In the material below, find how many lines contain the string "Series". Write only that number.
━━━━━━━━━━
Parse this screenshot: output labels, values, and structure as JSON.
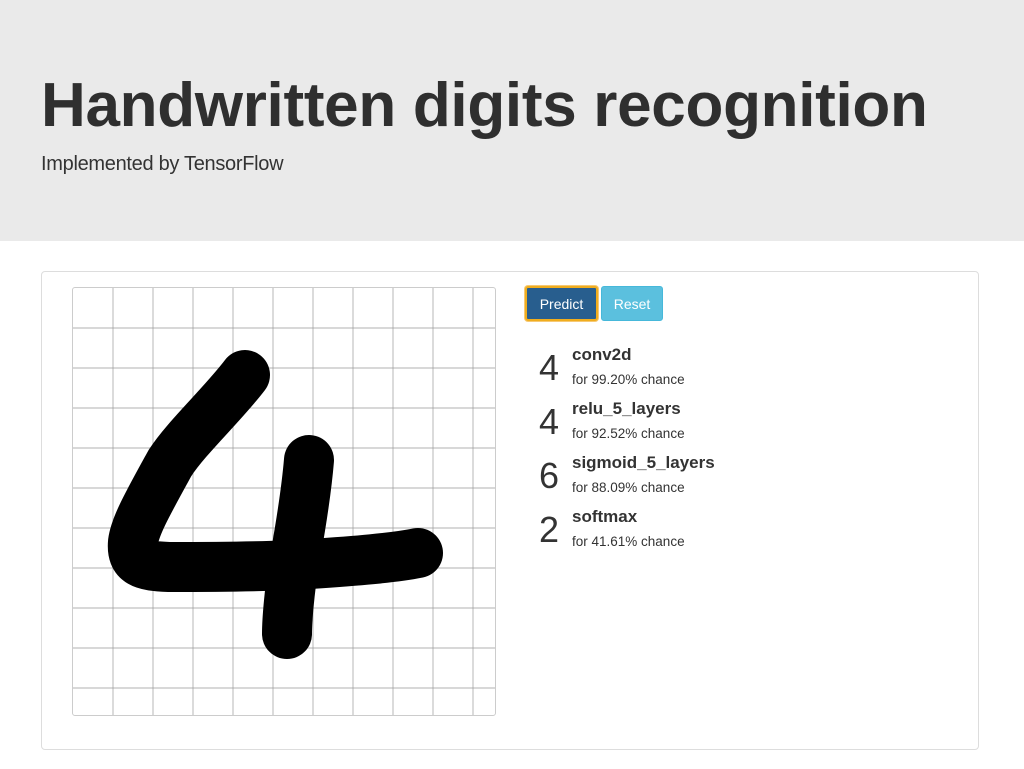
{
  "header": {
    "title": "Handwritten digits recognition",
    "subtitle": "Implemented by TensorFlow"
  },
  "controls": {
    "predict_label": "Predict",
    "reset_label": "Reset"
  },
  "drawing": {
    "drawn_digit": "4",
    "grid_cells": 10
  },
  "results": [
    {
      "digit": "4",
      "model": "conv2d",
      "chance_text": "for 99.20% chance"
    },
    {
      "digit": "4",
      "model": "relu_5_layers",
      "chance_text": "for 92.52% chance"
    },
    {
      "digit": "6",
      "model": "sigmoid_5_layers",
      "chance_text": "for 88.09% chance"
    },
    {
      "digit": "2",
      "model": "softmax",
      "chance_text": "for 41.61% chance"
    }
  ],
  "colors": {
    "header_bg": "#eaeaea",
    "predict_button": "#285e8e",
    "predict_focus_ring": "#f0ad1e",
    "reset_button": "#5bc0de",
    "stroke": "#000000",
    "grid": "#999999"
  }
}
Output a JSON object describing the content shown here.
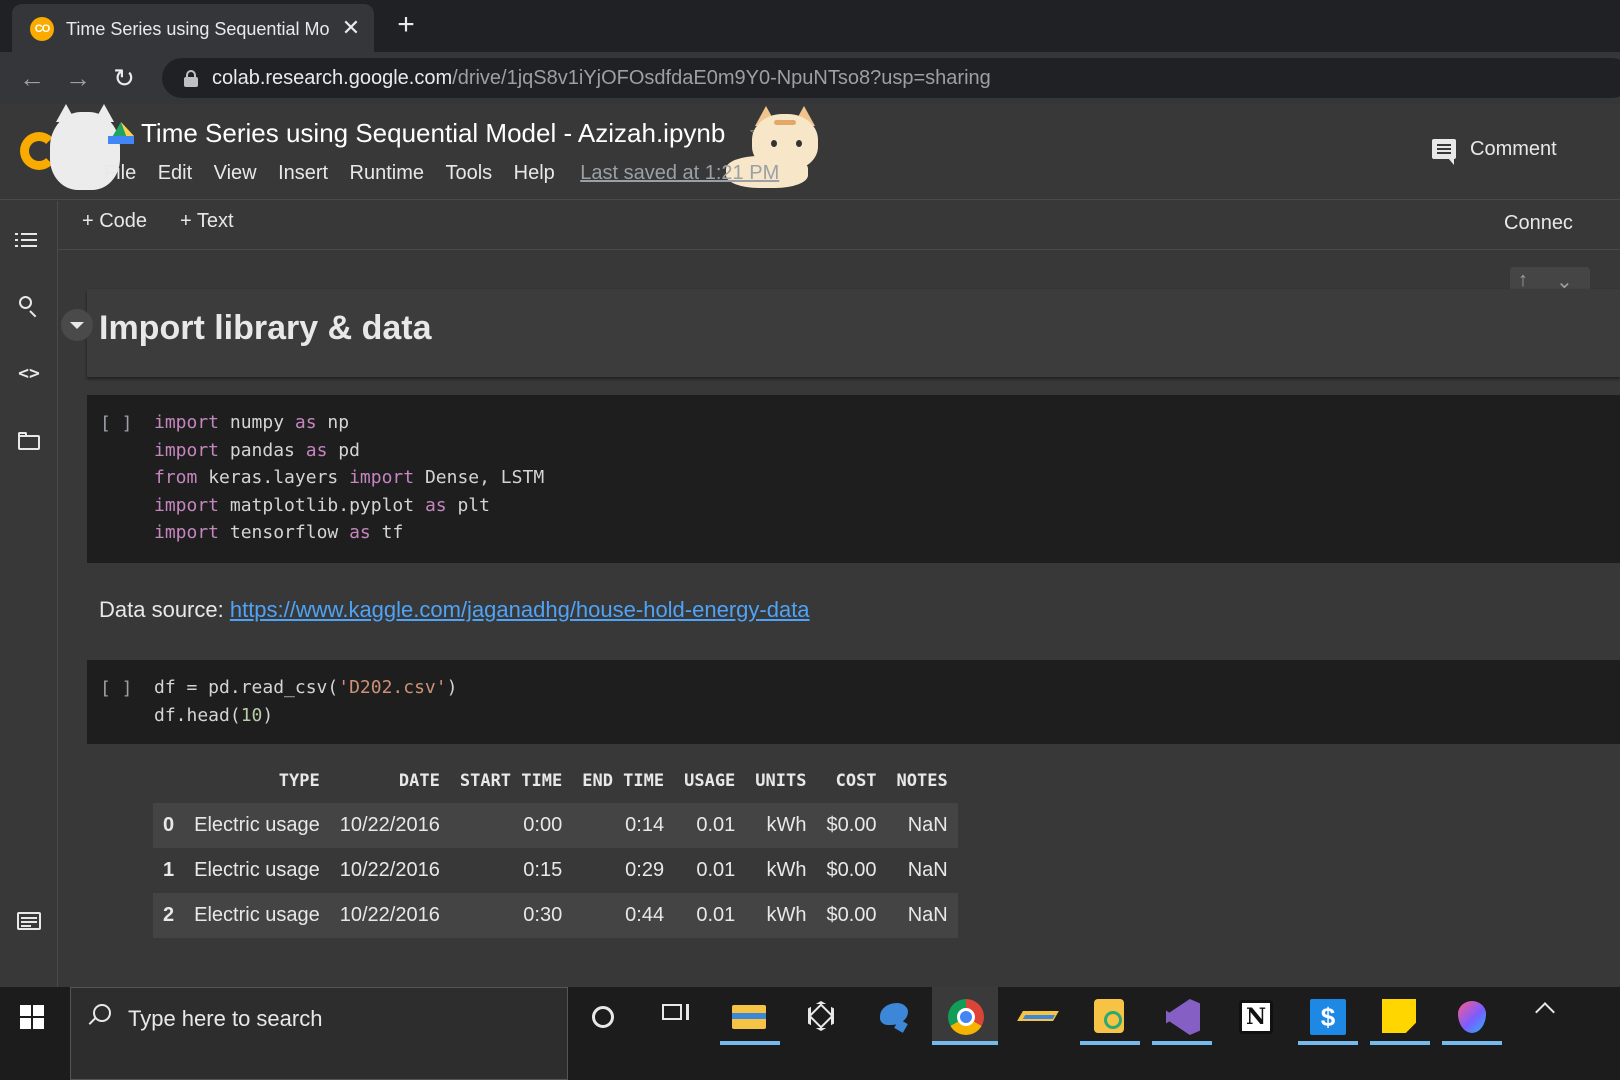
{
  "browser": {
    "tab_title": "Time Series using Sequential Mo",
    "tab_favicon": "CO",
    "url_host": "colab.research.google.com",
    "url_path": "/drive/1jqS8v1iYjOFOsdfdaE0m9Y0-NpuNTso8?usp=sharing"
  },
  "colab": {
    "title": "Time Series using Sequential Model - Azizah.ipynb",
    "menu": [
      "File",
      "Edit",
      "View",
      "Insert",
      "Runtime",
      "Tools",
      "Help"
    ],
    "last_saved": "Last saved at 1:21 PM",
    "comment_label": "Comment",
    "add_code": "+ Code",
    "add_text": "+ Text",
    "connect_label": "Connec"
  },
  "notebook": {
    "heading": "Import library & data",
    "run_bracket": "[ ]",
    "text_label": "Data source: ",
    "text_link": "https://www.kaggle.com/jaganadhg/house-hold-energy-data"
  },
  "dataframe": {
    "columns": [
      "",
      "TYPE",
      "DATE",
      "START TIME",
      "END TIME",
      "USAGE",
      "UNITS",
      "COST",
      "NOTES"
    ],
    "rows": [
      [
        "0",
        "Electric usage",
        "10/22/2016",
        "0:00",
        "0:14",
        "0.01",
        "kWh",
        "$0.00",
        "NaN"
      ],
      [
        "1",
        "Electric usage",
        "10/22/2016",
        "0:15",
        "0:29",
        "0.01",
        "kWh",
        "$0.00",
        "NaN"
      ],
      [
        "2",
        "Electric usage",
        "10/22/2016",
        "0:30",
        "0:44",
        "0.01",
        "kWh",
        "$0.00",
        "NaN"
      ]
    ]
  },
  "taskbar": {
    "search_placeholder": "Type here to search"
  },
  "colors": {
    "background": "#383838",
    "code_bg": "#1e1e1e",
    "keyword": "#c586c0",
    "string": "#ce9178",
    "link": "#4fa3f7"
  }
}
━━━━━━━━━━
▶ _Written answer_
2